Top of MATERIAL FOR THIS TASK
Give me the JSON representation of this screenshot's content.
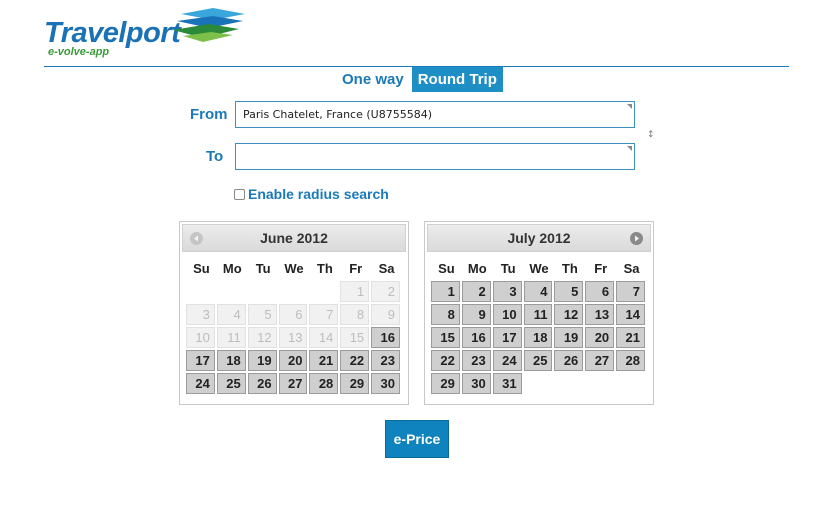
{
  "logo": {
    "brand": "Travelport",
    "subtitle": "e-volve-app"
  },
  "trip_type": {
    "options": [
      "One way",
      "Round Trip"
    ],
    "selected": "Round Trip"
  },
  "form": {
    "from_label": "From",
    "from_value": "Paris Chatelet, France (U8755584)",
    "to_label": "To",
    "to_value": "",
    "radius_label": "Enable radius search",
    "radius_checked": false
  },
  "calendars": [
    {
      "title": "June 2012",
      "nav": "prev-icon",
      "days_of_week": [
        "Su",
        "Mo",
        "Tu",
        "We",
        "Th",
        "Fr",
        "Sa"
      ],
      "weeks": [
        [
          null,
          null,
          null,
          null,
          null,
          {
            "d": "1",
            "s": "disabled"
          },
          {
            "d": "2",
            "s": "disabled"
          }
        ],
        [
          {
            "d": "3",
            "s": "disabled"
          },
          {
            "d": "4",
            "s": "disabled"
          },
          {
            "d": "5",
            "s": "disabled"
          },
          {
            "d": "6",
            "s": "disabled"
          },
          {
            "d": "7",
            "s": "disabled"
          },
          {
            "d": "8",
            "s": "disabled"
          },
          {
            "d": "9",
            "s": "disabled"
          }
        ],
        [
          {
            "d": "10",
            "s": "disabled"
          },
          {
            "d": "11",
            "s": "disabled"
          },
          {
            "d": "12",
            "s": "disabled"
          },
          {
            "d": "13",
            "s": "disabled"
          },
          {
            "d": "14",
            "s": "disabled"
          },
          {
            "d": "15",
            "s": "disabled"
          },
          {
            "d": "16",
            "s": "enabled"
          }
        ],
        [
          {
            "d": "17",
            "s": "enabled"
          },
          {
            "d": "18",
            "s": "enabled"
          },
          {
            "d": "19",
            "s": "enabled"
          },
          {
            "d": "20",
            "s": "enabled"
          },
          {
            "d": "21",
            "s": "enabled"
          },
          {
            "d": "22",
            "s": "enabled"
          },
          {
            "d": "23",
            "s": "enabled"
          }
        ],
        [
          {
            "d": "24",
            "s": "enabled"
          },
          {
            "d": "25",
            "s": "enabled"
          },
          {
            "d": "26",
            "s": "enabled"
          },
          {
            "d": "27",
            "s": "enabled"
          },
          {
            "d": "28",
            "s": "enabled"
          },
          {
            "d": "29",
            "s": "enabled"
          },
          {
            "d": "30",
            "s": "enabled"
          }
        ]
      ]
    },
    {
      "title": "July 2012",
      "nav": "next-icon",
      "days_of_week": [
        "Su",
        "Mo",
        "Tu",
        "We",
        "Th",
        "Fr",
        "Sa"
      ],
      "weeks": [
        [
          {
            "d": "1",
            "s": "enabled"
          },
          {
            "d": "2",
            "s": "enabled"
          },
          {
            "d": "3",
            "s": "enabled"
          },
          {
            "d": "4",
            "s": "enabled"
          },
          {
            "d": "5",
            "s": "enabled"
          },
          {
            "d": "6",
            "s": "enabled"
          },
          {
            "d": "7",
            "s": "enabled"
          }
        ],
        [
          {
            "d": "8",
            "s": "enabled"
          },
          {
            "d": "9",
            "s": "enabled"
          },
          {
            "d": "10",
            "s": "enabled"
          },
          {
            "d": "11",
            "s": "enabled"
          },
          {
            "d": "12",
            "s": "enabled"
          },
          {
            "d": "13",
            "s": "enabled"
          },
          {
            "d": "14",
            "s": "enabled"
          }
        ],
        [
          {
            "d": "15",
            "s": "enabled"
          },
          {
            "d": "16",
            "s": "enabled"
          },
          {
            "d": "17",
            "s": "enabled"
          },
          {
            "d": "18",
            "s": "enabled"
          },
          {
            "d": "19",
            "s": "enabled"
          },
          {
            "d": "20",
            "s": "enabled"
          },
          {
            "d": "21",
            "s": "enabled"
          }
        ],
        [
          {
            "d": "22",
            "s": "enabled"
          },
          {
            "d": "23",
            "s": "enabled"
          },
          {
            "d": "24",
            "s": "enabled"
          },
          {
            "d": "25",
            "s": "enabled"
          },
          {
            "d": "26",
            "s": "enabled"
          },
          {
            "d": "27",
            "s": "enabled"
          },
          {
            "d": "28",
            "s": "enabled"
          }
        ],
        [
          {
            "d": "29",
            "s": "enabled"
          },
          {
            "d": "30",
            "s": "enabled"
          },
          {
            "d": "31",
            "s": "enabled"
          },
          null,
          null,
          null,
          null
        ]
      ]
    }
  ],
  "submit_label": "e-Price",
  "colors": {
    "brand_blue": "#1a7ab8",
    "button_blue": "#0e83bd",
    "logo_green": "#3a9a3a"
  }
}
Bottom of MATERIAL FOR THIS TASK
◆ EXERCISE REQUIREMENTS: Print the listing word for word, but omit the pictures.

◆ RESULT OF THE TASK:
Give me the JSON representation of this screenshot's content.
{
  "logo": {
    "brand": "Travelport",
    "subtitle": "e-volve-app"
  },
  "trip_type": {
    "options": [
      "One way",
      "Round Trip"
    ],
    "selected": "Round Trip"
  },
  "form": {
    "from_label": "From",
    "from_value": "Paris Chatelet, France (U8755584)",
    "to_label": "To",
    "to_value": "",
    "radius_label": "Enable radius search",
    "radius_checked": false
  },
  "calendars": [
    {
      "title": "June 2012",
      "nav": "prev-icon",
      "days_of_week": [
        "Su",
        "Mo",
        "Tu",
        "We",
        "Th",
        "Fr",
        "Sa"
      ],
      "weeks": [
        [
          null,
          null,
          null,
          null,
          null,
          {
            "d": "1",
            "s": "disabled"
          },
          {
            "d": "2",
            "s": "disabled"
          }
        ],
        [
          {
            "d": "3",
            "s": "disabled"
          },
          {
            "d": "4",
            "s": "disabled"
          },
          {
            "d": "5",
            "s": "disabled"
          },
          {
            "d": "6",
            "s": "disabled"
          },
          {
            "d": "7",
            "s": "disabled"
          },
          {
            "d": "8",
            "s": "disabled"
          },
          {
            "d": "9",
            "s": "disabled"
          }
        ],
        [
          {
            "d": "10",
            "s": "disabled"
          },
          {
            "d": "11",
            "s": "disabled"
          },
          {
            "d": "12",
            "s": "disabled"
          },
          {
            "d": "13",
            "s": "disabled"
          },
          {
            "d": "14",
            "s": "disabled"
          },
          {
            "d": "15",
            "s": "disabled"
          },
          {
            "d": "16",
            "s": "enabled"
          }
        ],
        [
          {
            "d": "17",
            "s": "enabled"
          },
          {
            "d": "18",
            "s": "enabled"
          },
          {
            "d": "19",
            "s": "enabled"
          },
          {
            "d": "20",
            "s": "enabled"
          },
          {
            "d": "21",
            "s": "enabled"
          },
          {
            "d": "22",
            "s": "enabled"
          },
          {
            "d": "23",
            "s": "enabled"
          }
        ],
        [
          {
            "d": "24",
            "s": "enabled"
          },
          {
            "d": "25",
            "s": "enabled"
          },
          {
            "d": "26",
            "s": "enabled"
          },
          {
            "d": "27",
            "s": "enabled"
          },
          {
            "d": "28",
            "s": "enabled"
          },
          {
            "d": "29",
            "s": "enabled"
          },
          {
            "d": "30",
            "s": "enabled"
          }
        ]
      ]
    },
    {
      "title": "July 2012",
      "nav": "next-icon",
      "days_of_week": [
        "Su",
        "Mo",
        "Tu",
        "We",
        "Th",
        "Fr",
        "Sa"
      ],
      "weeks": [
        [
          {
            "d": "1",
            "s": "enabled"
          },
          {
            "d": "2",
            "s": "enabled"
          },
          {
            "d": "3",
            "s": "enabled"
          },
          {
            "d": "4",
            "s": "enabled"
          },
          {
            "d": "5",
            "s": "enabled"
          },
          {
            "d": "6",
            "s": "enabled"
          },
          {
            "d": "7",
            "s": "enabled"
          }
        ],
        [
          {
            "d": "8",
            "s": "enabled"
          },
          {
            "d": "9",
            "s": "enabled"
          },
          {
            "d": "10",
            "s": "enabled"
          },
          {
            "d": "11",
            "s": "enabled"
          },
          {
            "d": "12",
            "s": "enabled"
          },
          {
            "d": "13",
            "s": "enabled"
          },
          {
            "d": "14",
            "s": "enabled"
          }
        ],
        [
          {
            "d": "15",
            "s": "enabled"
          },
          {
            "d": "16",
            "s": "enabled"
          },
          {
            "d": "17",
            "s": "enabled"
          },
          {
            "d": "18",
            "s": "enabled"
          },
          {
            "d": "19",
            "s": "enabled"
          },
          {
            "d": "20",
            "s": "enabled"
          },
          {
            "d": "21",
            "s": "enabled"
          }
        ],
        [
          {
            "d": "22",
            "s": "enabled"
          },
          {
            "d": "23",
            "s": "enabled"
          },
          {
            "d": "24",
            "s": "enabled"
          },
          {
            "d": "25",
            "s": "enabled"
          },
          {
            "d": "26",
            "s": "enabled"
          },
          {
            "d": "27",
            "s": "enabled"
          },
          {
            "d": "28",
            "s": "enabled"
          }
        ],
        [
          {
            "d": "29",
            "s": "enabled"
          },
          {
            "d": "30",
            "s": "enabled"
          },
          {
            "d": "31",
            "s": "enabled"
          },
          null,
          null,
          null,
          null
        ]
      ]
    }
  ],
  "submit_label": "e-Price",
  "colors": {
    "brand_blue": "#1a7ab8",
    "button_blue": "#0e83bd",
    "logo_green": "#3a9a3a"
  }
}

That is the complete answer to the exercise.